Near Sebastopol

If you were following along on Instagram, you already know I spent a ton of time visiting vineyards and winemakers throughout the mountains of the West Sonoma Coast. I’ve turned that several months I spent studying and tasting the region into a six-article series over on JancisRobinson.com.

Here’s the link to a guide for all six articles. http://www.jancisrobinson.com/articles/west-sonoma-coast-a-guide 

The articles are pay-to-read but subscriptions at JancisRobinson.com are pretty straightforward and affordable. The site offers excellent articles every day about wine all over the world, as well as news events as they happen.
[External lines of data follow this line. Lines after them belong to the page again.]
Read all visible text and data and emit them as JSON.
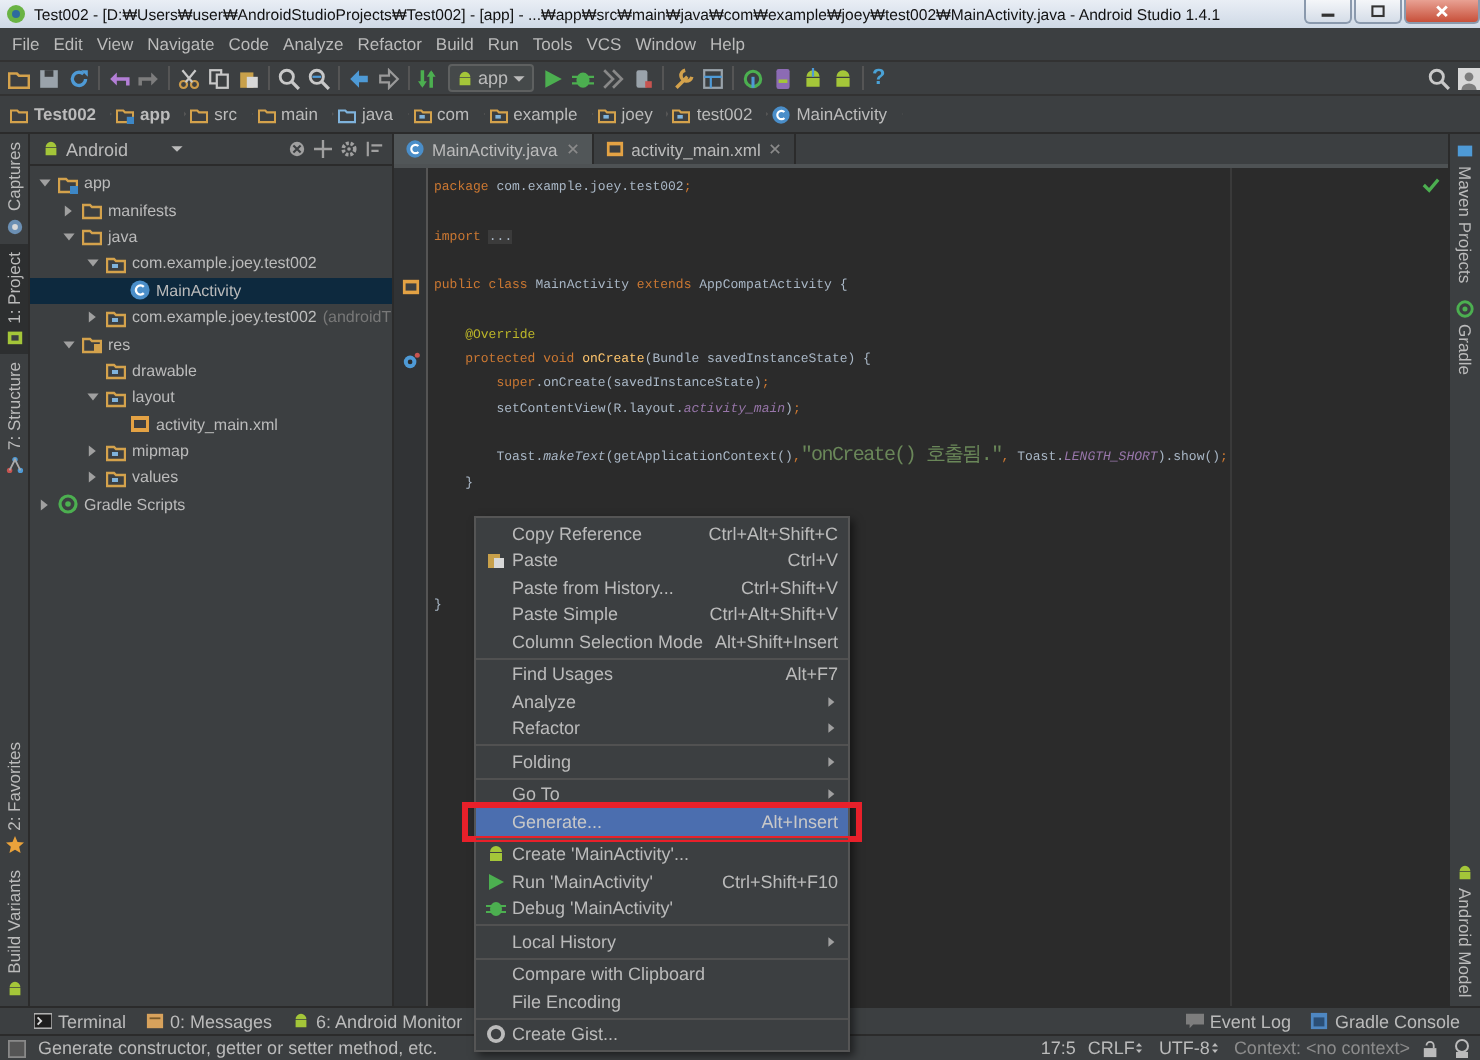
{
  "window": {
    "title": "Test002 - [D:₩Users₩user₩AndroidStudioProjects₩Test002] - [app] - ...₩app₩src₩main₩java₩com₩example₩joey₩test002₩MainActivity.java - Android Studio 1.4.1"
  },
  "menu_bar": [
    "File",
    "Edit",
    "View",
    "Navigate",
    "Code",
    "Analyze",
    "Refactor",
    "Build",
    "Run",
    "Tools",
    "VCS",
    "Window",
    "Help"
  ],
  "toolbar": {
    "run_configuration": "app",
    "help": "?"
  },
  "breadcrumbs": [
    {
      "label": "Test002",
      "kind": "project"
    },
    {
      "label": "app",
      "kind": "module"
    },
    {
      "label": "src",
      "kind": "folder"
    },
    {
      "label": "main",
      "kind": "folder"
    },
    {
      "label": "java",
      "kind": "source"
    },
    {
      "label": "com",
      "kind": "package"
    },
    {
      "label": "example",
      "kind": "package"
    },
    {
      "label": "joey",
      "kind": "package"
    },
    {
      "label": "test002",
      "kind": "package"
    },
    {
      "label": "MainActivity",
      "kind": "class"
    }
  ],
  "left_tool_strip": {
    "top": [
      {
        "label": "Captures",
        "selected": false
      },
      {
        "label": "1: Project",
        "selected": true
      },
      {
        "label": "7: Structure",
        "selected": false
      }
    ],
    "bottom": [
      {
        "label": "2: Favorites",
        "selected": false
      },
      {
        "label": "Build Variants",
        "selected": false
      }
    ]
  },
  "project_panel": {
    "view": "Android",
    "tree": [
      {
        "label": "app",
        "kind": "module",
        "expanded": true,
        "selected": false,
        "children": [
          {
            "label": "manifests",
            "kind": "folder",
            "expanded": false,
            "selected": false
          },
          {
            "label": "java",
            "kind": "folder",
            "expanded": true,
            "selected": false,
            "children": [
              {
                "label": "com.example.joey.test002",
                "kind": "package",
                "expanded": true,
                "selected": false,
                "children": [
                  {
                    "label": "MainActivity",
                    "kind": "class",
                    "selected": true
                  }
                ]
              },
              {
                "label": "com.example.joey.test002",
                "suffix": "(androidT",
                "kind": "package",
                "expanded": false,
                "selected": false
              }
            ]
          },
          {
            "label": "res",
            "kind": "resources",
            "expanded": true,
            "selected": false,
            "children": [
              {
                "label": "drawable",
                "kind": "package",
                "selected": false
              },
              {
                "label": "layout",
                "kind": "package",
                "expanded": true,
                "selected": false,
                "children": [
                  {
                    "label": "activity_main.xml",
                    "kind": "xml",
                    "selected": false
                  }
                ]
              },
              {
                "label": "mipmap",
                "kind": "package",
                "expanded": false,
                "selected": false
              },
              {
                "label": "values",
                "kind": "package",
                "expanded": false,
                "selected": false
              }
            ]
          }
        ]
      },
      {
        "label": "Gradle Scripts",
        "kind": "gradle",
        "expanded": false,
        "selected": false
      }
    ]
  },
  "editor": {
    "tabs": [
      {
        "label": "MainActivity.java",
        "kind": "class",
        "selected": true
      },
      {
        "label": "activity_main.xml",
        "kind": "xml",
        "selected": false
      }
    ],
    "lines": [
      {
        "kind": "code",
        "tokens": [
          {
            "kind": "keyword",
            "text": "package"
          },
          {
            "kind": "plain",
            "text": " com.example.joey.test002"
          },
          {
            "kind": "keyword",
            "text": ";"
          }
        ]
      },
      {
        "kind": "blank"
      },
      {
        "kind": "code",
        "tokens": [
          {
            "kind": "keyword",
            "text": "import"
          },
          {
            "kind": "folded",
            "text": "..."
          }
        ]
      },
      {
        "kind": "blank"
      },
      {
        "kind": "code",
        "gutter": {
          "kind": "layout"
        },
        "tokens": [
          {
            "kind": "keyword",
            "text": "public class"
          },
          {
            "kind": "plain",
            "text": " MainActivity "
          },
          {
            "kind": "keyword",
            "text": "extends"
          },
          {
            "kind": "plain",
            "text": " AppCompatActivity {"
          }
        ]
      },
      {
        "kind": "blank"
      },
      {
        "kind": "code",
        "tokens": [
          {
            "kind": "annotation",
            "text": "    @Override"
          }
        ]
      },
      {
        "kind": "code",
        "gutter": {
          "kind": "override"
        },
        "tokens": [
          {
            "kind": "keyword",
            "text": "    protected void"
          },
          {
            "kind": "method",
            "text": " onCreate"
          },
          {
            "kind": "plain",
            "text": "(Bundle savedInstanceState) {"
          }
        ]
      },
      {
        "kind": "code",
        "tokens": [
          {
            "kind": "keyword",
            "text": "        super"
          },
          {
            "kind": "plain",
            "text": ".onCreate(savedInstanceState)"
          },
          {
            "kind": "keyword",
            "text": ";"
          }
        ]
      },
      {
        "kind": "code",
        "tokens": [
          {
            "kind": "plain",
            "text": "        setContentView(R.layout."
          },
          {
            "kind": "field",
            "text": "activity_main"
          },
          {
            "kind": "plain",
            "text": ")"
          },
          {
            "kind": "keyword",
            "text": ";"
          }
        ]
      },
      {
        "kind": "blank"
      },
      {
        "kind": "code",
        "tokens": [
          {
            "kind": "plain",
            "text": "        Toast."
          },
          {
            "kind": "static",
            "text": "makeText"
          },
          {
            "kind": "plain",
            "text": "(getApplicationContext()"
          },
          {
            "kind": "keyword",
            "text": ","
          },
          {
            "kind": "string",
            "text": "\"onCreate() 호출됨.\""
          },
          {
            "kind": "keyword",
            "text": ","
          },
          {
            "kind": "plain",
            "text": " Toast."
          },
          {
            "kind": "field",
            "text": "LENGTH_SHORT"
          },
          {
            "kind": "plain",
            "text": ").show()"
          },
          {
            "kind": "keyword",
            "text": ";"
          }
        ]
      },
      {
        "kind": "code",
        "tokens": [
          {
            "kind": "plain",
            "text": "    }"
          }
        ]
      },
      {
        "kind": "blank"
      },
      {
        "kind": "blank"
      },
      {
        "kind": "blank"
      },
      {
        "kind": "blank"
      },
      {
        "kind": "code",
        "tokens": [
          {
            "kind": "plain",
            "text": "}"
          }
        ]
      }
    ]
  },
  "right_tool_strip": {
    "top": [
      {
        "label": "Maven Projects",
        "kind": "maven"
      },
      {
        "label": "Gradle",
        "kind": "gradle"
      }
    ],
    "bottom": [
      {
        "label": "Android Model",
        "kind": "android"
      }
    ]
  },
  "context_menu": {
    "groups": [
      [
        {
          "label": "Copy Reference",
          "shortcut": "Ctrl+Alt+Shift+C",
          "kind": "plain",
          "selected": false
        },
        {
          "label": "Paste",
          "shortcut": "Ctrl+V",
          "kind": "paste",
          "selected": false
        },
        {
          "label": "Paste from History...",
          "shortcut": "Ctrl+Shift+V",
          "kind": "plain",
          "selected": false
        },
        {
          "label": "Paste Simple",
          "shortcut": "Ctrl+Alt+Shift+V",
          "kind": "plain",
          "selected": false
        },
        {
          "label": "Column Selection Mode",
          "shortcut": "Alt+Shift+Insert",
          "kind": "plain",
          "selected": false
        }
      ],
      [
        {
          "label": "Find Usages",
          "shortcut": "Alt+F7",
          "kind": "plain",
          "selected": false
        },
        {
          "label": "Analyze",
          "submenu": true,
          "kind": "plain",
          "selected": false
        },
        {
          "label": "Refactor",
          "submenu": true,
          "kind": "plain",
          "selected": false
        }
      ],
      [
        {
          "label": "Folding",
          "submenu": true,
          "kind": "plain",
          "selected": false
        }
      ],
      [
        {
          "label": "Go To",
          "submenu": true,
          "kind": "plain",
          "selected": false
        },
        {
          "label": "Generate...",
          "shortcut": "Alt+Insert",
          "kind": "plain",
          "selected": true,
          "highlighted": true
        }
      ],
      [
        {
          "label": "Create 'MainActivity'...",
          "kind": "android",
          "selected": false
        },
        {
          "label": "Run 'MainActivity'",
          "shortcut": "Ctrl+Shift+F10",
          "kind": "run",
          "selected": false
        },
        {
          "label": "Debug 'MainActivity'",
          "kind": "debug",
          "selected": false
        }
      ],
      [
        {
          "label": "Local History",
          "submenu": true,
          "kind": "plain",
          "selected": false
        }
      ],
      [
        {
          "label": "Compare with Clipboard",
          "kind": "plain",
          "selected": false
        },
        {
          "label": "File Encoding",
          "kind": "plain",
          "selected": false
        }
      ],
      [
        {
          "label": "Create Gist...",
          "kind": "gist",
          "selected": false
        }
      ]
    ]
  },
  "bottom_tool_tabs": {
    "left": [
      {
        "label": "Terminal",
        "kind": "terminal"
      },
      {
        "label": "0: Messages",
        "kind": "messages"
      },
      {
        "label": "6: Android Monitor",
        "kind": "android"
      }
    ],
    "right": [
      {
        "label": "Event Log",
        "kind": "log"
      },
      {
        "label": "Gradle Console",
        "kind": "console"
      }
    ]
  },
  "status_bar": {
    "message": "Generate constructor, getter or setter method, etc.",
    "position": "17:5",
    "line_separator": "CRLF",
    "encoding": "UTF-8",
    "context": "Context: <no context>"
  }
}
Subscription is £6.99 a month or £69 per year ($11/mo or $109 a year for you Americans) and includes searchable access to the Oxford Companion to Wine ($65) and the World Atlas of Wine ($50) as part of the subscription costs, as well as interactive discussions on the Purple Pages. Click here to sign up.

Cheers!